Stay tuned for my final post on the care of young tress that will cover clearing. If you want to read the previous posts on young tree care, click here
Thanks for following us!
Nick
Nick@treesrusinc.com

Wednesday, October 2, 2013

A Bit About Tree Guards and Tree Pruning

Welcome to part 2 of this series on tree care tips to ensure your young trees get a healthy start to a long life. Although these tips are for anyone to follow, I encourage you to call upon your local tree service for assistance with your overall or general tree care. Many tree services are best left to professionals. While it is great to be a do-it-yourselfer, you don't want to jeopardize the health of your tree or waste the dollars already invested in the tree by making rookie mistakes. 

Here's a little tip about how tree guards and pruning will help your trees stay healthy. 
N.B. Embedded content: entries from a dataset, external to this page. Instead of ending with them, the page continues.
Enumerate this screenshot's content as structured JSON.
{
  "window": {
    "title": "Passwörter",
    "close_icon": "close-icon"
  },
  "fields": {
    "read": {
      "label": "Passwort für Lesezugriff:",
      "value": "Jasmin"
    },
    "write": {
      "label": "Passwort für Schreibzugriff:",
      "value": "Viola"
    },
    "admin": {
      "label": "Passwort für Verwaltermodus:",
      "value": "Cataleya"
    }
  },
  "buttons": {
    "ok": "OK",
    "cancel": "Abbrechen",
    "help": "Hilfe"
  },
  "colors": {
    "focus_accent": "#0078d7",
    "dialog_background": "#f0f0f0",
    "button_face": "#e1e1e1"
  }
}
Tree guards are intended to stop animals – such as mice, rabbits, deer or horses – from damaging young trees by eating the shoots and leaves or stripping the bark. Check the guards in spring and autumn to ensure they are effective (no bark missing or twigs bitten or broken off) and not rubbing or cutting into the tree.

If a guard is inadequate or the risk has changed, consider different protection, e.g. a taller tube to protect against deer, or fencing to keep off cows and other farm animals. 

Make sure to repair or replace damaged guards. If a guard is damaging the tree, adjust, modify or replace it. Remove the guard when there is no longer a risk of damage and clear away any material that has built up inside.

Pruning
Careful pruning can prevent problems in later life. If a tree has two competing upright shoots, remove one at an early stage to leave a single main shoot. This can save the tree from possible future branch failure. With pruning it is important to know WHEN to prune, WHAT to prune and HOW to prune. Pruning the wrong tree in the wrong season the wrong way can lead to major problems with the tree and even death. Make sure you do your research on the type of tree you are pruning so you know how to go about pruning. Of course, your local tree service will know the best plan of action for your trees, so I encourage you to contact them. Chicago readers can call Trees "R" Us, Inc., a Chicago tree service to the Chicagoland area and the Chicago suburbs.

Stay tuned to part 3 of this 5 part post on tree care for young trees. Part 3 will cover loosening, an ofter overlooked aspect of tree care.

Thanks for reading,
Nick
Nick@treesrusinc.com